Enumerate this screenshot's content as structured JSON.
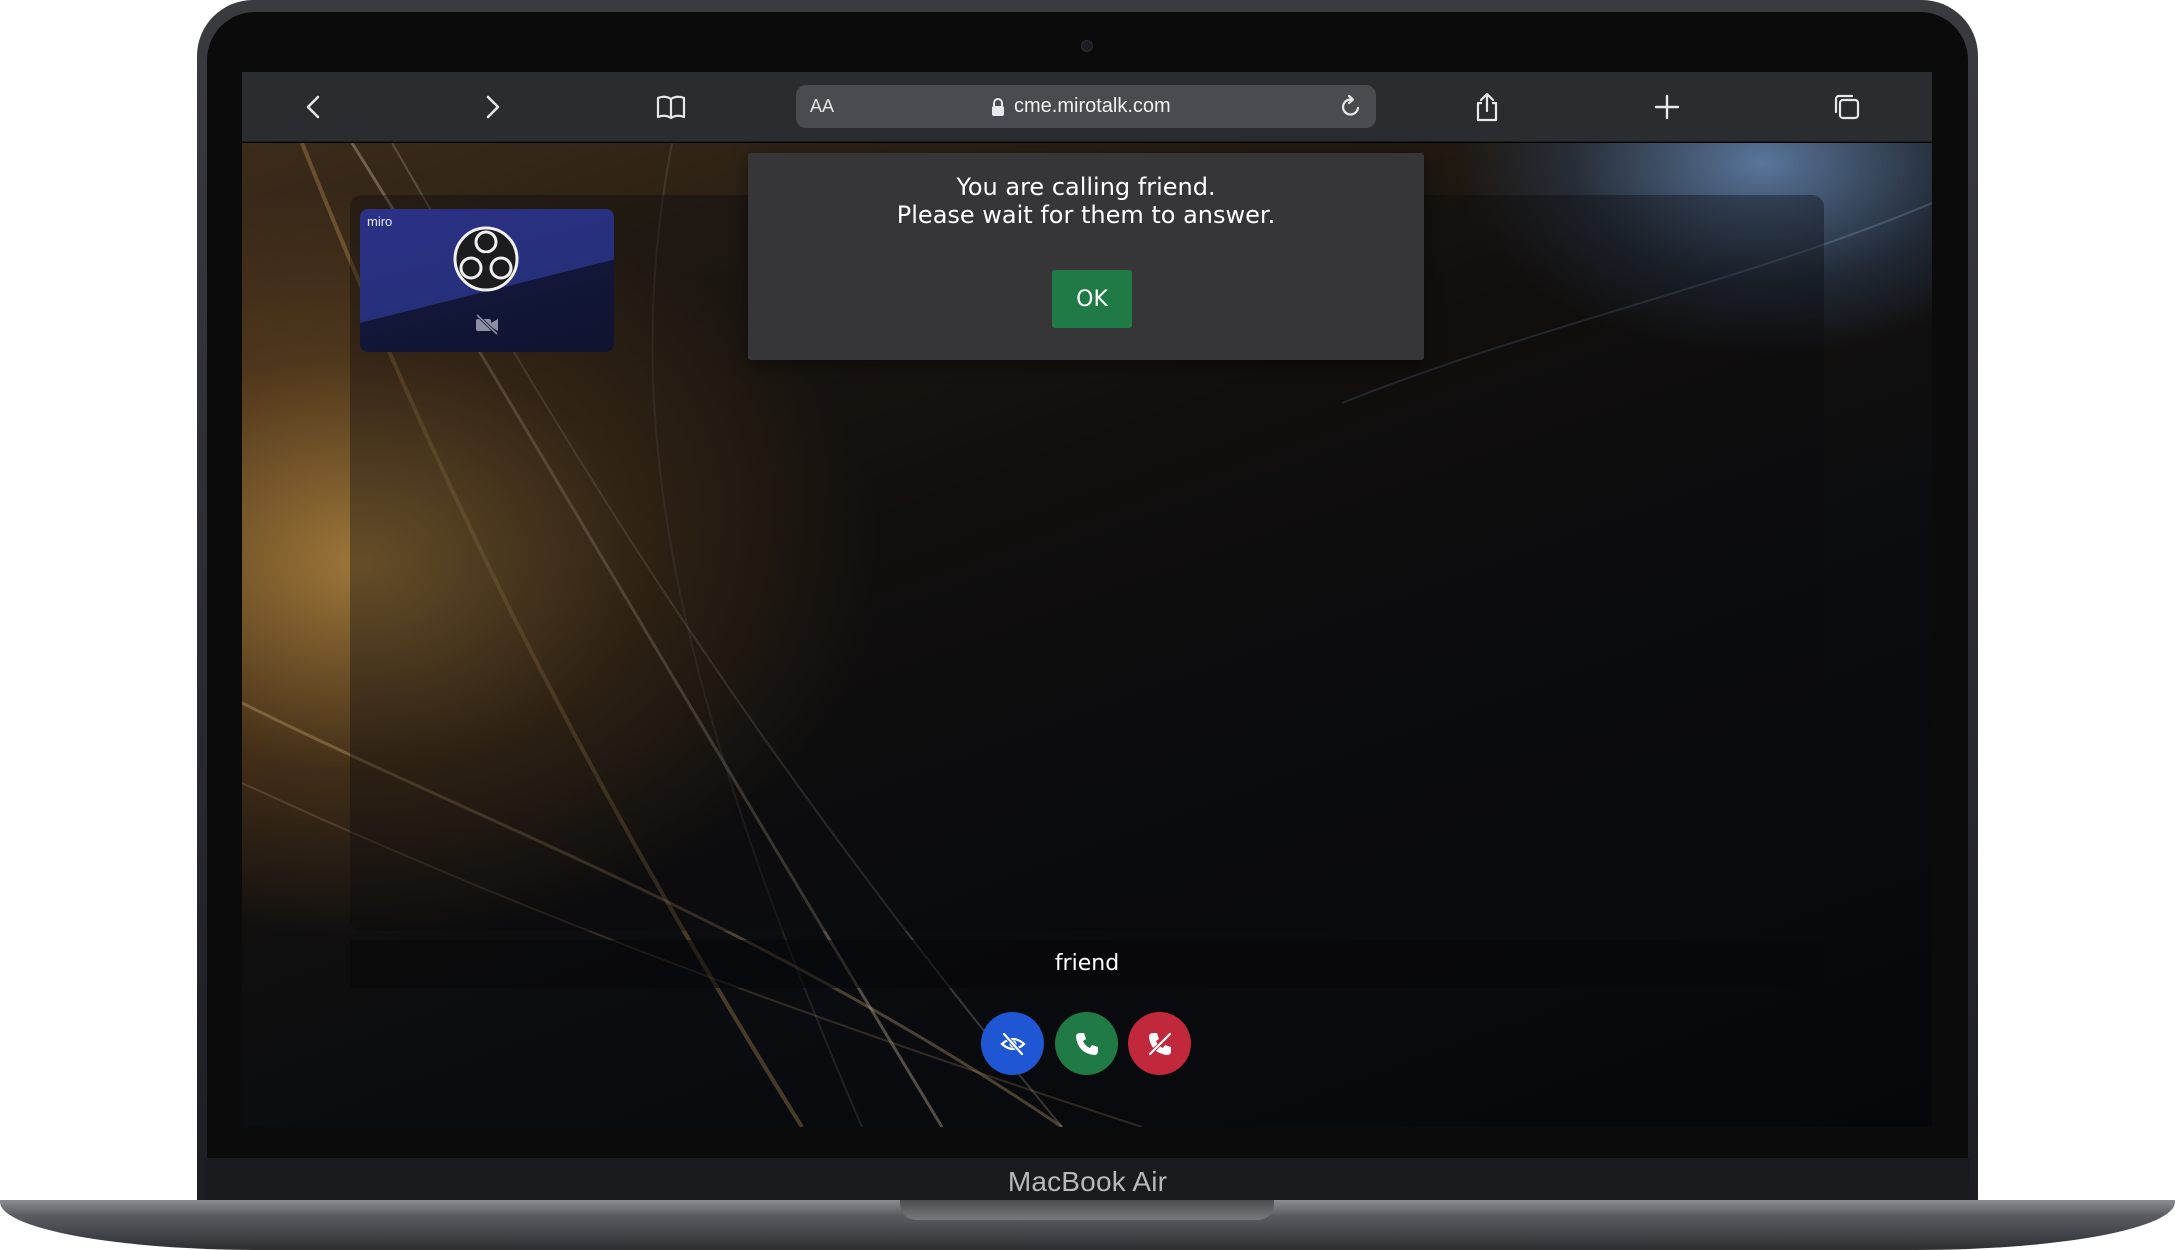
{
  "browser": {
    "text_size_label": "AA",
    "url": "cme.mirotalk.com",
    "icons": [
      "back-icon",
      "forward-icon",
      "bookmarks-icon",
      "lock-icon",
      "reload-icon",
      "share-icon",
      "new-tab-icon",
      "tabs-icon"
    ]
  },
  "app": {
    "local_tile": {
      "name": "miro",
      "avatar_icon": "obs-logo-icon",
      "status_icon": "camera-off-icon"
    },
    "dialog": {
      "message_line1": "You are calling friend.",
      "message_line2": "Please wait for them to answer.",
      "ok_label": "OK"
    },
    "remote_name": "friend",
    "call_buttons": [
      {
        "icon": "eye-off-icon",
        "color": "#1f56d3"
      },
      {
        "icon": "phone-icon",
        "color": "#1f7a46"
      },
      {
        "icon": "phone-hangup-icon",
        "color": "#c1283b"
      }
    ]
  },
  "device": {
    "label": "MacBook Air"
  }
}
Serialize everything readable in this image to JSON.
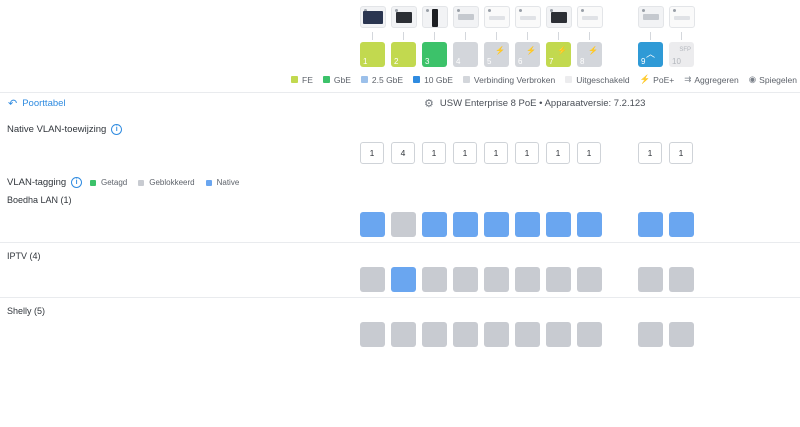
{
  "ports": [
    {
      "num": "1",
      "state": "fe",
      "poe": false
    },
    {
      "num": "2",
      "state": "fe",
      "poe": false
    },
    {
      "num": "3",
      "state": "gbe",
      "poe": false
    },
    {
      "num": "4",
      "state": "off",
      "poe": false
    },
    {
      "num": "5",
      "state": "off",
      "poe": true
    },
    {
      "num": "6",
      "state": "off",
      "poe": true
    },
    {
      "num": "7",
      "state": "fe",
      "poe": true
    },
    {
      "num": "8",
      "state": "off",
      "poe": true
    },
    {
      "num": "9",
      "state": "selected",
      "poe": false
    },
    {
      "num": "10",
      "state": "empty",
      "poe": false,
      "sfp": "SFP"
    }
  ],
  "devices": [
    "tv",
    "dark",
    "tall",
    "flat",
    "white",
    "white",
    "dark",
    "white",
    "flat",
    "white"
  ],
  "colors": {
    "fe": "#c2d94f",
    "gbe": "#3cc26a",
    "g25": "#9cc0ea",
    "g10": "#2f8be0",
    "disconnected": "#d3d6db",
    "disabled": "#ececee",
    "getagd": "#3cc26a",
    "geblokkeerd": "#c8cbd1",
    "native": "#6aa6f0"
  },
  "legend": {
    "fe": "FE",
    "gbe": "GbE",
    "g25": "2.5 GbE",
    "g10": "10 GbE",
    "disconnected": "Verbinding Verbroken",
    "disabled": "Uitgeschakeld",
    "poe": "PoE+",
    "aggregate": "Aggregeren",
    "mirror": "Spiegelen"
  },
  "header": {
    "back_label": "Poorttabel",
    "title": "USW Enterprise 8 PoE • Apparaatversie: 7.2.123"
  },
  "native_vlan": {
    "label": "Native VLAN-toewijzing",
    "values": [
      "1",
      "4",
      "1",
      "1",
      "1",
      "1",
      "1",
      "1",
      "1",
      "1"
    ]
  },
  "vlan_tagging": {
    "label": "VLAN-tagging",
    "legend": {
      "tagged": "Getagd",
      "blocked": "Geblokkeerd",
      "native": "Native"
    },
    "networks": [
      {
        "name": "Boedha LAN (1)",
        "states": [
          "native",
          "blocked",
          "native",
          "native",
          "native",
          "native",
          "native",
          "native",
          "native",
          "native"
        ]
      },
      {
        "name": "IPTV (4)",
        "states": [
          "blocked",
          "native",
          "blocked",
          "blocked",
          "blocked",
          "blocked",
          "blocked",
          "blocked",
          "blocked",
          "blocked"
        ]
      },
      {
        "name": "Shelly (5)",
        "states": [
          "blocked",
          "blocked",
          "blocked",
          "blocked",
          "blocked",
          "blocked",
          "blocked",
          "blocked",
          "blocked",
          "blocked"
        ]
      }
    ]
  }
}
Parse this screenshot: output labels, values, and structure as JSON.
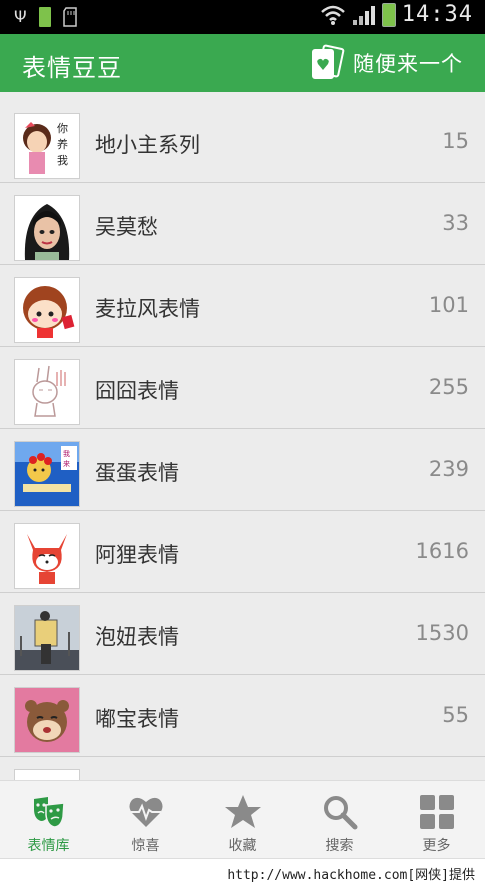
{
  "status_bar": {
    "time": "14:34",
    "icons": [
      "usb-icon",
      "battery-small-icon",
      "sd-card-icon",
      "wifi-icon",
      "signal-icon",
      "battery-icon"
    ]
  },
  "app_bar": {
    "title": "表情豆豆",
    "random_button_label": "随便来一个",
    "random_button_icon": "cards-heart-icon",
    "background_color": "#3aa950"
  },
  "list": {
    "items": [
      {
        "name": "地小主系列",
        "count": "15",
        "thumb": "cartoon-girl-thumb"
      },
      {
        "name": "吴莫愁",
        "count": "33",
        "thumb": "woman-portrait-thumb"
      },
      {
        "name": "麦拉风表情",
        "count": "101",
        "thumb": "round-girl-thumb"
      },
      {
        "name": "囧囧表情",
        "count": "255",
        "thumb": "rabbit-sketch-thumb"
      },
      {
        "name": "蛋蛋表情",
        "count": "239",
        "thumb": "egg-kid-thumb"
      },
      {
        "name": "阿狸表情",
        "count": "1616",
        "thumb": "ali-fox-thumb"
      },
      {
        "name": "泡妞表情",
        "count": "1530",
        "thumb": "crowd-sign-thumb"
      },
      {
        "name": "嘟宝表情",
        "count": "55",
        "thumb": "squirrel-thumb"
      }
    ]
  },
  "bottom_nav": {
    "items": [
      {
        "label": "表情库",
        "icon": "mask-icon",
        "active": true
      },
      {
        "label": "惊喜",
        "icon": "heart-pulse-icon",
        "active": false
      },
      {
        "label": "收藏",
        "icon": "star-icon",
        "active": false
      },
      {
        "label": "搜索",
        "icon": "search-icon",
        "active": false
      },
      {
        "label": "更多",
        "icon": "grid-icon",
        "active": false
      }
    ],
    "active_color": "#2e9a45",
    "inactive_color": "#8a8a8a"
  },
  "footer": {
    "watermark": "http://www.hackhome.com[网侠]提供"
  }
}
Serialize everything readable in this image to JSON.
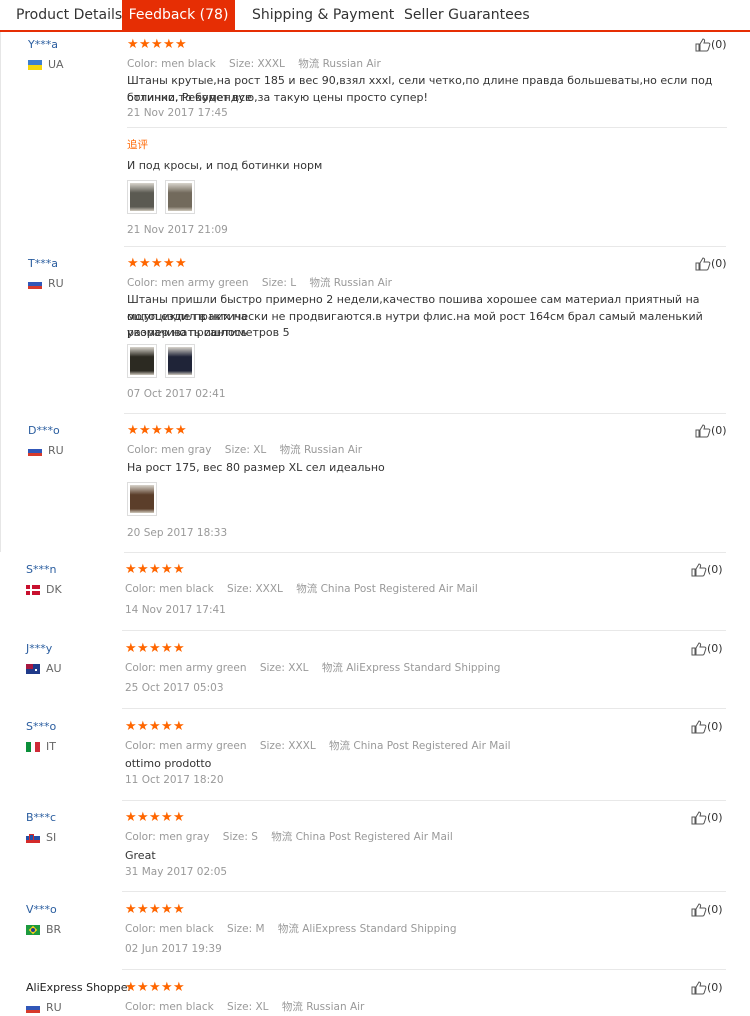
{
  "tabs": [
    {
      "label": "Product Details"
    },
    {
      "label": "Feedback (78)"
    },
    {
      "label": "Shipping & Payment"
    },
    {
      "label": "Seller Guarantees"
    }
  ],
  "labels": {
    "color": "Color:",
    "size": "Size:",
    "shipping": "物流",
    "append": "追评",
    "like_count": "(0)"
  },
  "reviews": [
    {
      "user": "Y***a",
      "country": "UA",
      "stars": 5,
      "color": "men black",
      "size": "XXXL",
      "shipping": "Russian Air",
      "text_lines": [
        "Штаны крутые,на рост 185 и вес 90,взял xxxl, сели четко,по длине правда большеваты,но если под ботинки,то будет все",
        "отлично. Рекомендую,за такую цены просто супер!"
      ],
      "date": "21 Nov 2017 17:45",
      "followup": {
        "text": "И под кросы, и под ботинки норм",
        "date": "21 Nov 2017 21:09"
      },
      "like": "(0)"
    },
    {
      "user": "T***a",
      "country": "RU",
      "stars": 5,
      "color": "men army green",
      "size": "L",
      "shipping": "Russian Air",
      "text_lines": [
        "Штаны пришли быстро примерно 2 недели,качество пошива хорошее сам материал приятный на ощуп.ездил в них на",
        "мотоцикле практически не продвигаются.в нутри флис.на мой рост 164см брал самый маленький размер но пришлось",
        "укорачивать сантиметров 5"
      ],
      "date": "07 Oct 2017 02:41",
      "like": "(0)"
    },
    {
      "user": "D***o",
      "country": "RU",
      "stars": 5,
      "color": "men gray",
      "size": "XL",
      "shipping": "Russian Air",
      "text_lines": [
        "На рост 175, вес 80 размер XL сел идеально"
      ],
      "date": "20 Sep 2017 18:33",
      "like": "(0)"
    },
    {
      "user": "S***n",
      "country": "DK",
      "stars": 5,
      "color": "men black",
      "size": "XXXL",
      "shipping": "China Post Registered Air Mail",
      "text_lines": [],
      "date": "14 Nov 2017 17:41",
      "like": "(0)"
    },
    {
      "user": "J***y",
      "country": "AU",
      "stars": 5,
      "color": "men army green",
      "size": "XXL",
      "shipping": "AliExpress Standard Shipping",
      "text_lines": [],
      "date": "25 Oct 2017 05:03",
      "like": "(0)"
    },
    {
      "user": "S***o",
      "country": "IT",
      "stars": 5,
      "color": "men army green",
      "size": "XXXL",
      "shipping": "China Post Registered Air Mail",
      "text_lines": [
        "ottimo prodotto"
      ],
      "date": "11 Oct 2017 18:20",
      "like": "(0)"
    },
    {
      "user": "B***c",
      "country": "SI",
      "stars": 5,
      "color": "men gray",
      "size": "S",
      "shipping": "China Post Registered Air Mail",
      "text_lines": [
        "Great"
      ],
      "date": "31 May 2017 02:05",
      "like": "(0)"
    },
    {
      "user": "V***o",
      "country": "BR",
      "stars": 5,
      "color": "men black",
      "size": "M",
      "shipping": "AliExpress Standard Shipping",
      "text_lines": [],
      "date": "02 Jun 2017 19:39",
      "like": "(0)"
    },
    {
      "user": "AliExpress Shopper",
      "country": "RU",
      "stars": 5,
      "color": "men black",
      "size": "XL",
      "shipping": "Russian Air",
      "text_lines": [],
      "date": "",
      "like": "(0)"
    }
  ],
  "colors": {
    "accent": "#e62e04",
    "star": "#ff6600",
    "username": "#2a5d9f",
    "append": "#ff6600"
  },
  "icons": {
    "like": "thumbs-up-icon",
    "star": "star-icon",
    "flag": "country-flag-icon"
  }
}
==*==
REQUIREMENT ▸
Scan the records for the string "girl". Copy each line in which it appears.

RESULT BELOW ▸
        "thumb": "cartoon-girl-thumb"
        "thumb": "round-girl-thumb"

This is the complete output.